I took a break from the computer and was about to open the door to walk up the long driveway to the mailbox when I heard it—the menacing rumble of thunder and its warning of a storm moving in. I'd been so immersed in my work, I hadn't noticed the storm clouds gathering and blotting out the sun. Above me, they roiled, dark and ominous.
Have I got time to get to the mailbox and back before all hell breaks loose?
I took off down the drive towards the barn, feeling the rush of adrenaline that comes when I'm a little scared, enjoying the wind picking up around me. Growing up on a farm, I always found storms a bit thrilling, especially from the safety of a screen porch. My Grandmother Herbert tried to comfort us when we heard thunder: “The thunder baby's crying,” she explained. I haven't been able to find the derivation for that bit of folklore except for this story from the Seneca Indian tribe about Thunder Boy.

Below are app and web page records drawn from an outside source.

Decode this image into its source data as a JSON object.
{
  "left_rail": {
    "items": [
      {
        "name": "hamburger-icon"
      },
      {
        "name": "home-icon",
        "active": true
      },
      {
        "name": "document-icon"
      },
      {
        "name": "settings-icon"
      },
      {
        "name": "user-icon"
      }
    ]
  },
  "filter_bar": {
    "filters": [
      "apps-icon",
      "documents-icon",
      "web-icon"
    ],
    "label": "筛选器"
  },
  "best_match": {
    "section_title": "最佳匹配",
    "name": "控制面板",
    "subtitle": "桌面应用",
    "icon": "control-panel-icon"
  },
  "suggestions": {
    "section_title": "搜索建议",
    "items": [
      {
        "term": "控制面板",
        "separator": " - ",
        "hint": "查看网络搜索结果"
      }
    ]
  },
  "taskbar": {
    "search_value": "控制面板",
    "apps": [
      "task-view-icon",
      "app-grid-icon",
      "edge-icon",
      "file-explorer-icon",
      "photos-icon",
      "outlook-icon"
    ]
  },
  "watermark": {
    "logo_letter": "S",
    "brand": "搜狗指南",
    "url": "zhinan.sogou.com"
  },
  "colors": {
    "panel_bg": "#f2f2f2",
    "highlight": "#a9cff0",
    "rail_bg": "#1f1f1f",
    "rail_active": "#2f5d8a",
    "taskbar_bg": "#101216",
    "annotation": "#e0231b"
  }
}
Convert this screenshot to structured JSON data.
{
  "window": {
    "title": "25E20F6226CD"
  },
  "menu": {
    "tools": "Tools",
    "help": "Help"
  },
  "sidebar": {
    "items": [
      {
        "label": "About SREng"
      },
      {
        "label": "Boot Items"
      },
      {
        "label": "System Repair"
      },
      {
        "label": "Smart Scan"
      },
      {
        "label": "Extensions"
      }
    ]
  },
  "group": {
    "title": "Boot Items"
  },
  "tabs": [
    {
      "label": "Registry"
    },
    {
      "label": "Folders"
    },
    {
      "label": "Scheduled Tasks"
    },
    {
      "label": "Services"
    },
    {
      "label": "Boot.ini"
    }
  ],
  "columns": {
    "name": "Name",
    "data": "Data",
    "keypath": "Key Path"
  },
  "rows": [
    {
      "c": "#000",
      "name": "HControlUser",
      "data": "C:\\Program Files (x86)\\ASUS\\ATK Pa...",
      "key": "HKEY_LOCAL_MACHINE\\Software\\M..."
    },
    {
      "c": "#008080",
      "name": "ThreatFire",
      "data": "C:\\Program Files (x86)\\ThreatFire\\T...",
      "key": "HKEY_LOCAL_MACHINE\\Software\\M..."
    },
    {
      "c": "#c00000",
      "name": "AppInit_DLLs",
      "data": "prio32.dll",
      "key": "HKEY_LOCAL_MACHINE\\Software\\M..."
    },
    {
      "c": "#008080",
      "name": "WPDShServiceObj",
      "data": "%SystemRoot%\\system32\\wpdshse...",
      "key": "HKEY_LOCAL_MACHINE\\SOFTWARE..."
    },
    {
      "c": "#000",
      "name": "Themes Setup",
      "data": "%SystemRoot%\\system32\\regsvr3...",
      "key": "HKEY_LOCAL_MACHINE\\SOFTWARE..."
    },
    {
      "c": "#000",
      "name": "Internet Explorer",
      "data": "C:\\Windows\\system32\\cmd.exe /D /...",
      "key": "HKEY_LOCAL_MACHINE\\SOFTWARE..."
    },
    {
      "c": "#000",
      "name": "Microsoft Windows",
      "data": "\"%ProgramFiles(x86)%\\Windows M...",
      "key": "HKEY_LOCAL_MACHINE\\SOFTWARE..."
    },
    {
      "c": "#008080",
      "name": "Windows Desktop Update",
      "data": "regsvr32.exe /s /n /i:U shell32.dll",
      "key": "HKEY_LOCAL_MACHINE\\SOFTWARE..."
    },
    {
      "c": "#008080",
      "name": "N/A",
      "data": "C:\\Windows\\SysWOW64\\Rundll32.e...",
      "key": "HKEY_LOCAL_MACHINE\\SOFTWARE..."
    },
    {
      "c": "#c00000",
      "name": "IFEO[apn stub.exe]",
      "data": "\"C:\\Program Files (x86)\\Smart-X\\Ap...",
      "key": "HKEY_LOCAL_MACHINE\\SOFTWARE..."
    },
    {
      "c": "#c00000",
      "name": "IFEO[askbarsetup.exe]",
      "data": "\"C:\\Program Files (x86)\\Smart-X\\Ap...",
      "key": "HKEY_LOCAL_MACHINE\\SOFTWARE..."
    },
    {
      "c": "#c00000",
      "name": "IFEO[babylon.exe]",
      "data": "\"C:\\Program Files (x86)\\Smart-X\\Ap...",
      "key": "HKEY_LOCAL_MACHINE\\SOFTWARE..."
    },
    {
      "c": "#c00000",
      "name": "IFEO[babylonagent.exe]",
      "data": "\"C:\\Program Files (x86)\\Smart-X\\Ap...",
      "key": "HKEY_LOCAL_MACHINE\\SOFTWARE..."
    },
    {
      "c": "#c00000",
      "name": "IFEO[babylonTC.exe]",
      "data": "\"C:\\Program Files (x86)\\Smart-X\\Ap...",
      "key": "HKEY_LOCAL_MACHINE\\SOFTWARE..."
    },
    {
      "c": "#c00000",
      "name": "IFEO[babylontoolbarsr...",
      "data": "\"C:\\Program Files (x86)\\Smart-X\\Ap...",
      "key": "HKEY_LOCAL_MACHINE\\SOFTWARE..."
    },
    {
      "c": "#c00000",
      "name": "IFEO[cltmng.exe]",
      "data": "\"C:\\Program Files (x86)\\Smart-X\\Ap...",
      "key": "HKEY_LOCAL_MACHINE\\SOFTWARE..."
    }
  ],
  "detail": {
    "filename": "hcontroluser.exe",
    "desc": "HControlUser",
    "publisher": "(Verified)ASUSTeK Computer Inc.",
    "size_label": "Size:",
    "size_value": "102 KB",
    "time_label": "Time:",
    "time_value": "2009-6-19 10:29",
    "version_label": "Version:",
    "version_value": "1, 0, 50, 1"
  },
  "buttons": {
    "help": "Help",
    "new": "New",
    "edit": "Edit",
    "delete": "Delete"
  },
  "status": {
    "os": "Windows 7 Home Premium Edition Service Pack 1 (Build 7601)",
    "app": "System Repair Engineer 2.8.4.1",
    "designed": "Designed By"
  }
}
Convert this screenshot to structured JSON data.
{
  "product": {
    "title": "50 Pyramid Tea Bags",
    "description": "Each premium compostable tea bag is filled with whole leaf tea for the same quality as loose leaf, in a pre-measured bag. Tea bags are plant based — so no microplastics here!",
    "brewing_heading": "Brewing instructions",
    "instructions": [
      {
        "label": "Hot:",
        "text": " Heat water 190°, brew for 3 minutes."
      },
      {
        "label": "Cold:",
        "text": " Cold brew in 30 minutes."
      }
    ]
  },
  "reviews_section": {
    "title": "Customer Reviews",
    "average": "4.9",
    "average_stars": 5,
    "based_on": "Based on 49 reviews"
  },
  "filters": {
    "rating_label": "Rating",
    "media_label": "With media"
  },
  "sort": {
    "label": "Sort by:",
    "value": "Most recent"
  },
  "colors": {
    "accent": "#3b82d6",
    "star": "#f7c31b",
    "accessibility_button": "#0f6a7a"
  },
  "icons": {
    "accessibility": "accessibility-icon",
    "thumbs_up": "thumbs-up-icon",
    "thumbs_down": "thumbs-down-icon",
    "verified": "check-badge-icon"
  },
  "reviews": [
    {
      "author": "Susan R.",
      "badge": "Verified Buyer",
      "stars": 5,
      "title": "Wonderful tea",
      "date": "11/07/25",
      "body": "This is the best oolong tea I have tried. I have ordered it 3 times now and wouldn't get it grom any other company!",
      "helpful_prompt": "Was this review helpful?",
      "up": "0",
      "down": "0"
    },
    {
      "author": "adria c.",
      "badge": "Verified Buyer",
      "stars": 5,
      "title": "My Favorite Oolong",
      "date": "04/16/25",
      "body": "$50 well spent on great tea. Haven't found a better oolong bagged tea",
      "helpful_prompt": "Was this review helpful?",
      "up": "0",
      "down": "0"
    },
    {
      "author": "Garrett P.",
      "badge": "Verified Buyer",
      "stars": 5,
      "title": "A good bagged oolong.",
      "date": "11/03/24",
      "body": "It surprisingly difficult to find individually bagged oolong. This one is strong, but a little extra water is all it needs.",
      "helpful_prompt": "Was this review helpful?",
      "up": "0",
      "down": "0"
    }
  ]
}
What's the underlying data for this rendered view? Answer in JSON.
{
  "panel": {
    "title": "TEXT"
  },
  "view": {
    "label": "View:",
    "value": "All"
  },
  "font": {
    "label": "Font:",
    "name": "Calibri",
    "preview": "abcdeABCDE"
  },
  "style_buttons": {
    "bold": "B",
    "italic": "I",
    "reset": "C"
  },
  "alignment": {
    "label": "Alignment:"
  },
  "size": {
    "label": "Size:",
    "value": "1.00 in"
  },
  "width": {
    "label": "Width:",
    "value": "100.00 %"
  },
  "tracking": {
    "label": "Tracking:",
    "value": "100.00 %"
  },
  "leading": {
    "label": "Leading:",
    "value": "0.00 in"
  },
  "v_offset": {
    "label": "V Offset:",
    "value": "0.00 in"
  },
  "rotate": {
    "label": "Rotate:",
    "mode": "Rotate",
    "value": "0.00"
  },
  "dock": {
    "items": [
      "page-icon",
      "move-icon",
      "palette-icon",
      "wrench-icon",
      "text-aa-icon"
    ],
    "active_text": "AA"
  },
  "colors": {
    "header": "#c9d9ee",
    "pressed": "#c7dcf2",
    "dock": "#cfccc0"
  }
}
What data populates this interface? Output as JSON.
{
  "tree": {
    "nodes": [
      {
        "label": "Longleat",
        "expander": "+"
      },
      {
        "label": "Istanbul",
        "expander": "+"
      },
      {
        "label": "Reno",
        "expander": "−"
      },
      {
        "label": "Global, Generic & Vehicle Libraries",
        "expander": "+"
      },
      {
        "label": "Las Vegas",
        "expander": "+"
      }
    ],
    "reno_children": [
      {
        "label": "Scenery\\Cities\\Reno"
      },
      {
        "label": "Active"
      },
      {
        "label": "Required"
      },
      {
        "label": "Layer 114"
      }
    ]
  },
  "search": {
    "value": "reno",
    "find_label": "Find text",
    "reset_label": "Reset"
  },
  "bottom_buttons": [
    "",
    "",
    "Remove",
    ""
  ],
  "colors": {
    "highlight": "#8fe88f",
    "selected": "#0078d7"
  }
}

As the storm bore down, I became acutely aware of everything around me as I snatched the mail out of the box. The sound of the wind in the pine trees had gone from soothing to menacing as I hurried back towards the house. The tree branches swayed wildly, and leaves began swirling around me. My neighbor's rooster crowed in the middle of the day. Birds suddenly seemed to be flying towards trees and shrubs, undoubtedly seeking shelter and reminding me I should do the same.
I could smell the unique scent of summer rain even before it fell. My quick pace turned into a jog as the drops began to fall. A crack of thunder sounded close as I stepped safely into my cozy kitchen. Then the deluge began, quickly overflowing our gutters and creating waterfalls down to the patio. I'd soon know if there were any leaks in the roof.
The older I get, the more I find Nature's gifts—be they peaceful or unsettling—connect me with the past and, often, with feelings deep inside. These natural displays of power remind me I'm not the center of the universe, and suddenly my worries and anxieties seem less important. And hidden throughout the natural world are lessons and metaphors for life. Storms blow in and disrupt our happiness, but the sun always comes out after the storm passes through, ready to dry our tears and warm the chill in our souls.
I want to remember that the next time my world seems dark and scary.
Does the sound of thunder or the change in the air of an oncoming storm bring back childhood memories or unique emotions for you? I'd love to hear about it in the comments below.
Join Our Heartspoken Community!
Each issue of our monthly Compass Points Newsletter is a quick 3-5 minute read with keys to the Heartspoken Life.
Receive surprises that lift your spirits or make your life more Heartspoken, delivered straight to your inbox.